The third way to deleverage is to spend less than you take in. For financial institutions this means not relending the funds flowing back in the servicing of loans but using them instead to reduce debt or build up cash reserves. When the banks are all operating in this mode, businesses and households find ordinary commercial or consumer credit to be simply unavailable.

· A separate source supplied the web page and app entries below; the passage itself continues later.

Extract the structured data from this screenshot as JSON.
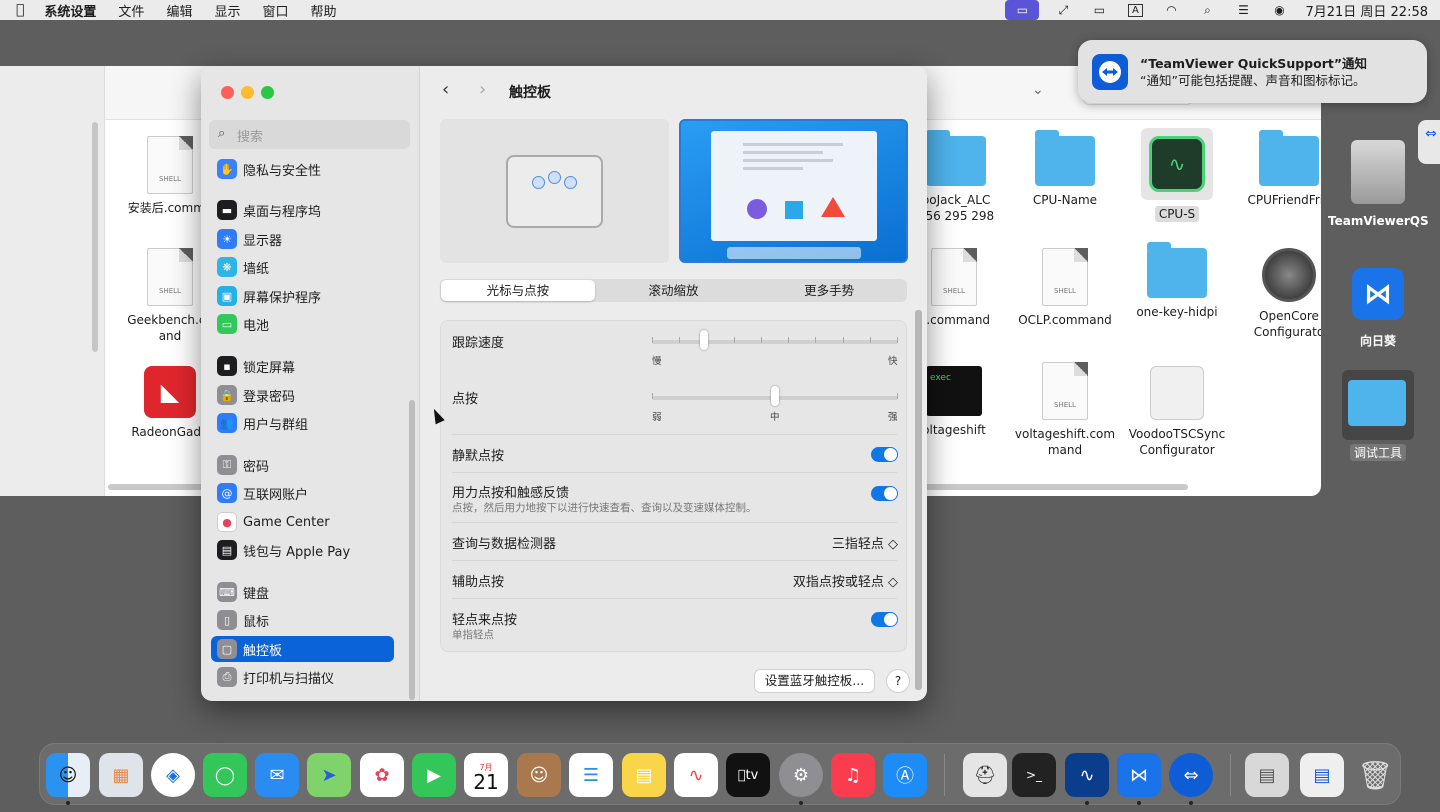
{
  "menubar": {
    "items": [
      "系统设置",
      "文件",
      "编辑",
      "显示",
      "窗口",
      "帮助"
    ],
    "status_input": "A",
    "clock": "7月21日 周日  22:58"
  },
  "finder": {
    "search_placeholder": "搜索",
    "files": [
      {
        "name": "安装后.comma",
        "kind": "shell",
        "tag": "SHELL"
      },
      {
        "name": "Geekbench.co\nand",
        "kind": "shell",
        "tag": "SHELL"
      },
      {
        "name": "RadeonGadg",
        "kind": "amd"
      },
      {
        "name": "boJack_ALC\n256 295 298",
        "kind": "folder"
      },
      {
        "name": "CPU-Name",
        "kind": "folder"
      },
      {
        "name": "CPU-S",
        "kind": "cpus"
      },
      {
        "name": "CPUFriendFrie",
        "kind": "folder"
      },
      {
        "name": "C.command",
        "kind": "shell",
        "tag": "SHELL"
      },
      {
        "name": "OCLP.command",
        "kind": "shell",
        "tag": "SHELL"
      },
      {
        "name": "one-key-hidpi",
        "kind": "folder"
      },
      {
        "name": "OpenCore\nConfigurato",
        "kind": "opencore"
      },
      {
        "name": "oltageshift",
        "kind": "exec",
        "tag": "exec"
      },
      {
        "name": "voltageshift.com\nmand",
        "kind": "shell",
        "tag": "SHELL"
      },
      {
        "name": "VoodooTSCSync\nConfigurator",
        "kind": "lego"
      }
    ]
  },
  "desktop": {
    "icons": [
      {
        "name": "TeamViewerQS"
      },
      {
        "name": "向日葵"
      },
      {
        "name": "调试工具"
      }
    ]
  },
  "notification": {
    "title": "“TeamViewer QuickSupport”通知",
    "body": "“通知”可能包括提醒、声音和图标标记。"
  },
  "settings": {
    "search_placeholder": "搜索",
    "sidebar": [
      {
        "label": "隐私与安全性",
        "color": "#3b82f6",
        "glyph": "✋"
      },
      {
        "label": "桌面与程序坞",
        "color": "#1d1d1f",
        "glyph": "▬"
      },
      {
        "label": "显示器",
        "color": "#2f7cf6",
        "glyph": "☀"
      },
      {
        "label": "墙纸",
        "color": "#2fb4e8",
        "glyph": "❋"
      },
      {
        "label": "屏幕保护程序",
        "color": "#27b0e6",
        "glyph": "▣"
      },
      {
        "label": "电池",
        "color": "#34c759",
        "glyph": "▭"
      },
      {
        "label": "锁定屏幕",
        "color": "#1d1d1f",
        "glyph": "▪"
      },
      {
        "label": "登录密码",
        "color": "#8e8e93",
        "glyph": "🔒"
      },
      {
        "label": "用户与群组",
        "color": "#2f7cf6",
        "glyph": "👥"
      },
      {
        "label": "密码",
        "color": "#8e8e93",
        "glyph": "⚿"
      },
      {
        "label": "互联网账户",
        "color": "#2f7cf6",
        "glyph": "@"
      },
      {
        "label": "Game Center",
        "color": "#ffffff",
        "glyph": "●"
      },
      {
        "label": "钱包与 Apple Pay",
        "color": "#1d1d1f",
        "glyph": "▤"
      },
      {
        "label": "键盘",
        "color": "#8e8e93",
        "glyph": "⌨"
      },
      {
        "label": "鼠标",
        "color": "#8e8e93",
        "glyph": "▯"
      },
      {
        "label": "触控板",
        "color": "#8e8e93",
        "glyph": "▢",
        "active": true
      },
      {
        "label": "打印机与扫描仪",
        "color": "#8e8e93",
        "glyph": "⎙"
      }
    ],
    "main": {
      "title": "触控板",
      "tabs": [
        "光标与点按",
        "滚动缩放",
        "更多手势"
      ],
      "active_tab": "光标与点按",
      "tracking": {
        "label": "跟踪速度",
        "min": "慢",
        "max": "快",
        "level": 0.2
      },
      "click": {
        "label": "点按",
        "min": "弱",
        "mid": "中",
        "max": "强",
        "level": 0.5
      },
      "silent_click": {
        "label": "静默点按",
        "on": true
      },
      "force_click": {
        "label": "用力点按和触感反馈",
        "desc": "点按，然后用力地按下以进行快速查看、查询以及变速媒体控制。",
        "on": true
      },
      "lookup": {
        "label": "查询与数据检测器",
        "value": "三指轻点 ◇"
      },
      "secondary": {
        "label": "辅助点按",
        "value": "双指点按或轻点 ◇"
      },
      "tap_click": {
        "label": "轻点来点按",
        "desc": "单指轻点",
        "on": true
      },
      "bt_button": "设置蓝牙触控板...",
      "help": "?"
    }
  },
  "dock": {
    "calendar_month": "7月",
    "calendar_day": "21",
    "tv": "tv"
  }
}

When everyone in the non-financial sector tries to spend less in order to pay down debt, the net result is simply that everyone’s revenues decrease and the more so the harder they try. The drop in income then reduces their ability to service debt. Beyond that, the attempt on all hands to buy less and sell more puts pressure on market prices in general. In the worst case, this can produce true “debt deflation” – a process whereby the general attempt to reduce debt leads to a fall in prices that raises the real value of outstanding debt. This is the most dangerous of all the positive feedback processes set in motion by a financial crisis. The US and Europe has not experienced debt deflation for the last 75 years, but it has been a looming threat for the last several months and it is still too early to say whether the danger has been definitively averted.

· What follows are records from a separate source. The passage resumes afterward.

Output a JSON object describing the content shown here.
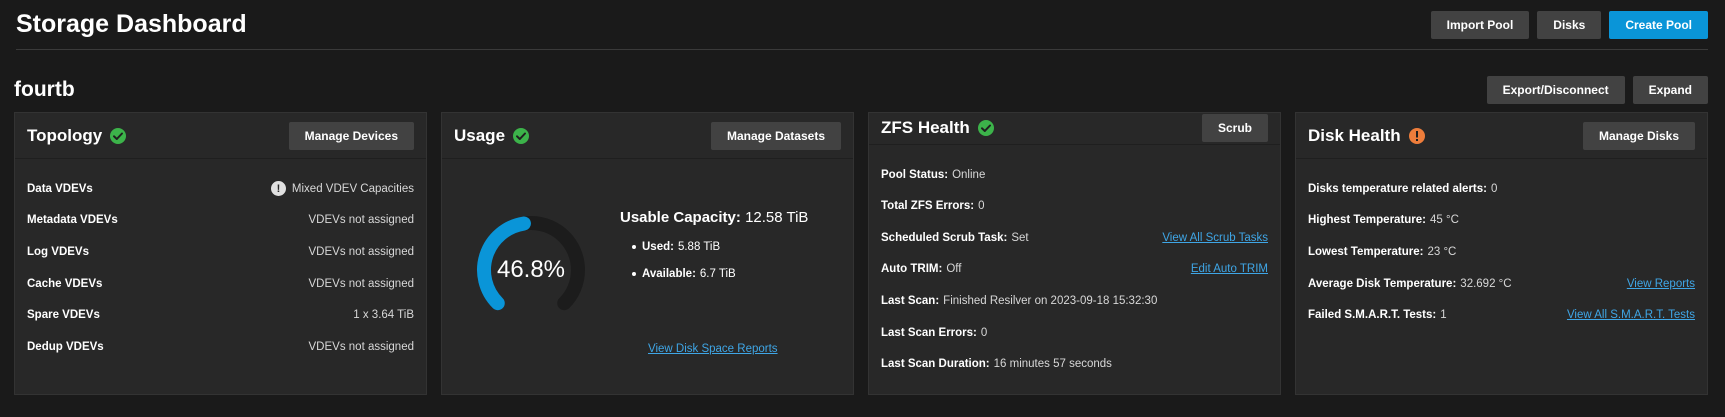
{
  "header": {
    "title": "Storage Dashboard",
    "import_pool": "Import Pool",
    "disks": "Disks",
    "create_pool": "Create Pool"
  },
  "pool": {
    "name": "fourtb",
    "export_disconnect": "Export/Disconnect",
    "expand": "Expand"
  },
  "colors": {
    "accent": "#0a95d8",
    "ok": "#3cb34a",
    "warning": "#ee7d3b",
    "link": "#3fa6e6"
  },
  "topology": {
    "title": "Topology",
    "status_icon": "check-circle-icon",
    "button": "Manage Devices",
    "rows": [
      {
        "label": "Data VDEVs",
        "value": "Mixed VDEV Capacities",
        "icon": "info-icon"
      },
      {
        "label": "Metadata VDEVs",
        "value": "VDEVs not assigned"
      },
      {
        "label": "Log VDEVs",
        "value": "VDEVs not assigned"
      },
      {
        "label": "Cache VDEVs",
        "value": "VDEVs not assigned"
      },
      {
        "label": "Spare VDEVs",
        "value": "1 x 3.64 TiB"
      },
      {
        "label": "Dedup VDEVs",
        "value": "VDEVs not assigned"
      }
    ]
  },
  "usage": {
    "title": "Usage",
    "status_icon": "check-circle-icon",
    "button": "Manage Datasets",
    "percent_text": "46.8%",
    "percent": 46.8,
    "usable_label": "Usable Capacity:",
    "usable_value": "12.58 TiB",
    "used_label": "Used:",
    "used_value": "5.88 TiB",
    "available_label": "Available:",
    "available_value": "6.7 TiB",
    "link": "View Disk Space Reports"
  },
  "zfs": {
    "title": "ZFS Health",
    "status_icon": "check-circle-icon",
    "button": "Scrub",
    "rows": [
      {
        "label": "Pool Status:",
        "value": "Online"
      },
      {
        "label": "Total ZFS Errors:",
        "value": "0"
      },
      {
        "label": "Scheduled Scrub Task:",
        "value": "Set",
        "link": "View All Scrub Tasks"
      },
      {
        "label": "Auto TRIM:",
        "value": "Off",
        "link": "Edit Auto TRIM"
      },
      {
        "label": "Last Scan:",
        "value": "Finished Resilver on 2023-09-18 15:32:30"
      },
      {
        "label": "Last Scan Errors:",
        "value": "0"
      },
      {
        "label": "Last Scan Duration:",
        "value": "16 minutes 57 seconds"
      }
    ]
  },
  "disk_health": {
    "title": "Disk Health",
    "status_icon": "alert-circle-icon",
    "button": "Manage Disks",
    "rows": [
      {
        "label": "Disks temperature related alerts:",
        "value": "0"
      },
      {
        "label": "Highest Temperature:",
        "value": "45 °C"
      },
      {
        "label": "Lowest Temperature:",
        "value": "23 °C"
      },
      {
        "label": "Average Disk Temperature:",
        "value": "32.692 °C",
        "link": "View Reports"
      },
      {
        "label": "Failed S.M.A.R.T. Tests:",
        "value": "1",
        "link": "View All S.M.A.R.T. Tests"
      }
    ]
  }
}
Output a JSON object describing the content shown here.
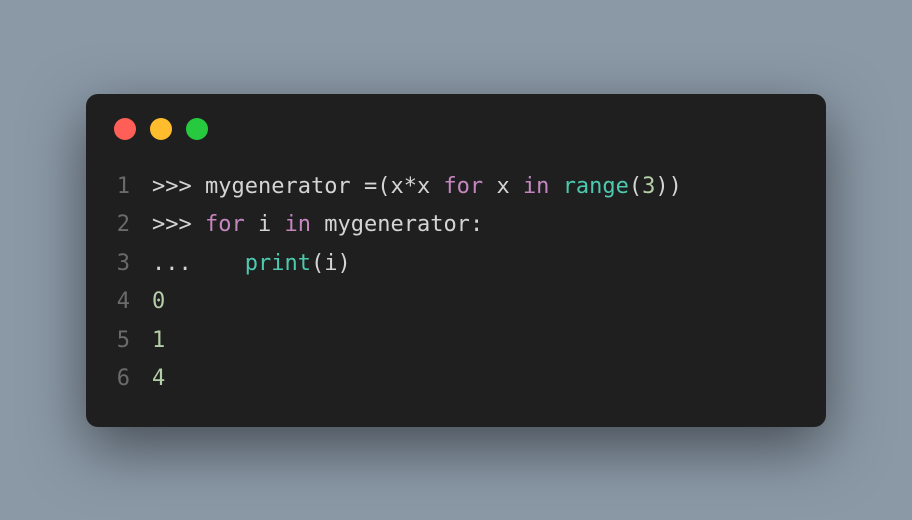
{
  "colors": {
    "red": "#ff5f56",
    "yellow": "#ffbd2e",
    "green": "#27c93f"
  },
  "code": {
    "lines": [
      {
        "num": "1"
      },
      {
        "num": "2"
      },
      {
        "num": "3"
      },
      {
        "num": "4"
      },
      {
        "num": "5"
      },
      {
        "num": "6"
      }
    ],
    "l1": {
      "prompt": ">>> ",
      "ident1": "mygenerator ",
      "eq": "=",
      "lp1": "(",
      "expr": "x",
      "star": "*",
      "expr2": "x ",
      "for": "for",
      "sp1": " ",
      "x": "x ",
      "in": "in",
      "sp2": " ",
      "range": "range",
      "lp2": "(",
      "three": "3",
      "rp2": ")",
      "rp1": ")"
    },
    "l2": {
      "prompt": ">>> ",
      "for": "for",
      "sp1": " ",
      "i": "i ",
      "in": "in",
      "sp2": " ",
      "gen": "mygenerator",
      "colon": ":"
    },
    "l3": {
      "cont": "...    ",
      "print": "print",
      "lp": "(",
      "i": "i",
      "rp": ")"
    },
    "l4": {
      "val": "0"
    },
    "l5": {
      "val": "1"
    },
    "l6": {
      "val": "4"
    }
  }
}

The decline in asset prices resulting from financial deleveraging will come to affect also reproducible assets – in the present situation particularly (but not only) house prices. The production of these assets will fall, therefore, and so will employment in construction and capital goods producing industries. American households are also fairly highly levered at this time and virtually the only way for them to reduce debt is to increase their saving. The fall in business investment combined with the increase in attempted saving by households will, under present financial conditions, produce the kind of recession that John Maynard Keynes theorised about. The automatic adjustment tendencies of free markets are peculiarly ineffective in producing a recovery from a recession of this type.8

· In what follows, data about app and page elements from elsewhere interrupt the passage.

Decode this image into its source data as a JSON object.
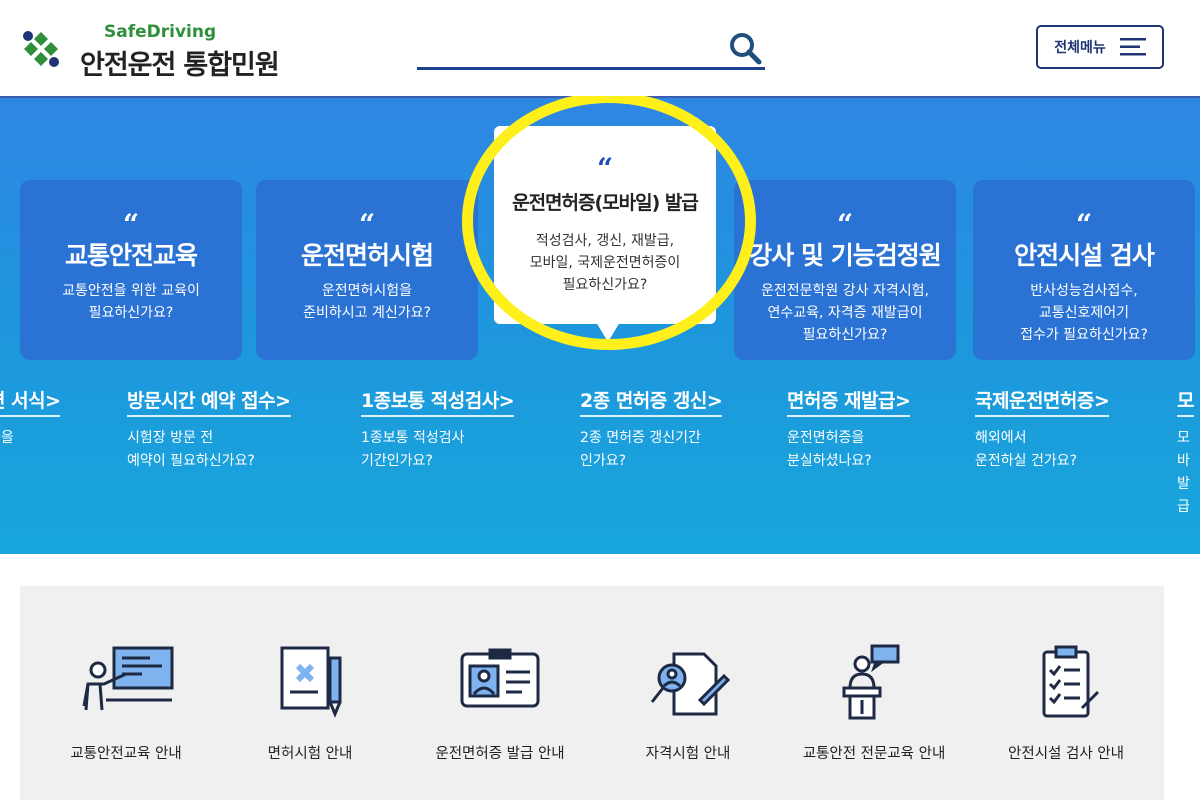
{
  "header": {
    "logo_sub": "SafeDriving",
    "logo_title_main": "안전운전",
    "logo_title_rest": "통합민원",
    "search_placeholder": "",
    "menu_label": "전체메뉴"
  },
  "colors": {
    "brand_blue": "#1f3475",
    "hero_blue": "#2a72d4",
    "highlight_yellow": "#ffef1a",
    "logo_green": "#2f8f3a"
  },
  "cards": [
    {
      "title": "교통안전교육",
      "desc": "교통안전을 위한 교육이\n필요하신가요?"
    },
    {
      "title": "운전면허시험",
      "desc": "운전면허시험을\n준비하시고 계신가요?"
    },
    {
      "title": "강사 및 기능검정원",
      "desc": "운전전문학원 강사 자격시험,\n연수교육, 자격증 재발급이\n필요하신가요?"
    },
    {
      "title": "안전시설 검사",
      "desc": "반사성능검사접수,\n교통신호제어기\n접수가 필요하신가요?"
    }
  ],
  "popup": {
    "quote": "“",
    "title": "운전면허증(모바일) 발급",
    "desc": "적성검사, 갱신, 재발급,\n모바일, 국제운전면허증이\n필요하신가요?"
  },
  "quick_links": [
    {
      "title": "련 서식>",
      "desc": "식을"
    },
    {
      "title": "방문시간 예약 접수>",
      "desc": "시험장 방문 전\n예약이 필요하신가요?"
    },
    {
      "title": "1종보통 적성검사>",
      "desc": "1종보통 적성검사\n기간인가요?"
    },
    {
      "title": "2종 면허증 갱신>",
      "desc": "2종 면허증 갱신기간\n인가요?"
    },
    {
      "title": "면허증 재발급>",
      "desc": "운전면허증을\n분실하셨나요?"
    },
    {
      "title": "국제운전면허증>",
      "desc": "해외에서\n운전하실 건가요?"
    },
    {
      "title": "모",
      "desc": "모바\n발급"
    }
  ],
  "services": [
    {
      "label": "교통안전교육 안내",
      "icon": "presentation-icon"
    },
    {
      "label": "면허시험 안내",
      "icon": "exam-document-icon"
    },
    {
      "label": "운전면허증 발급 안내",
      "icon": "license-card-icon"
    },
    {
      "label": "자격시험 안내",
      "icon": "qualification-search-icon"
    },
    {
      "label": "교통안전 전문교육 안내",
      "icon": "lecturer-podium-icon"
    },
    {
      "label": "안전시설 검사 안내",
      "icon": "checklist-icon"
    }
  ]
}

1 See Axel Leijonhufvud (2007a), “The perils of inflation targeting”,, 25 June 2007 and (2007b), “Monetary and financial stability”, CEPR Policy Insight No 14, October 2007.
2 Extraordinary Popular Delusions and the Madness of Crowds, by Charles Mackay (London 1841) provided famously vivid accounts of three early forerunners of our present troubles: the Mississippi bubble, the South Sea Bubble, and the Dutch Tulip Mania.
3 A vanishing species! Of the big five, Lehman Brothers went bankrupt; JP Morgan Chase, with some Federal Reserve assistance, absorbed Bear Stearns as did Bank of America with Merrill Lynch; Morgan Stanley and Goldman Sachs changed into bank holding companies so as to be eligible for Federal Reserve credit.
4 Deposit-taking banks which normally should not operate with leverage ratios in the double digits may yet do so indirectly by spinning off off-balance sheet entities such as the special investment vehicles (SIV’s) located in the Cayman Islands or some other place outside the reach of US regulatory agencies.
5 Mark-to-market accounting was generally accepted and used as long as all markets were going up. Managers could claim bonuses proportional to the capital gains that this accounting convention showed. Many became quite rich. Since the credit crisis broke, financial firms have tried to escape mark-to-market accounting as far as possible and regulators have not insisted on it out of fear that it would immediately reveal widespread insolvencies and pose the danger of an avalanche of bankruptcies.
6 The decline in house values is far from uniform across the country. For the Los Angeles metropolitan area, for example, the August 2008 value of the index is 26.7% below August 2007 and 31% below August 2006.
7 The models are internal to the institutions in question. In some instances, they have been criticised as “marked-to-myth”.
8 Leijonhufvud (2008) “Keynes and the Crisis”, CEPR Policy Insight No. 23, May 2008




Topics:  Financial markets

Tags:  inflation targeting, financial crisis, leverage

Professor of Monetary Theory and Policy at the University of Trento, Italy and Professor Emeritus, Department of Economics, UCLA


CEPR Policy Research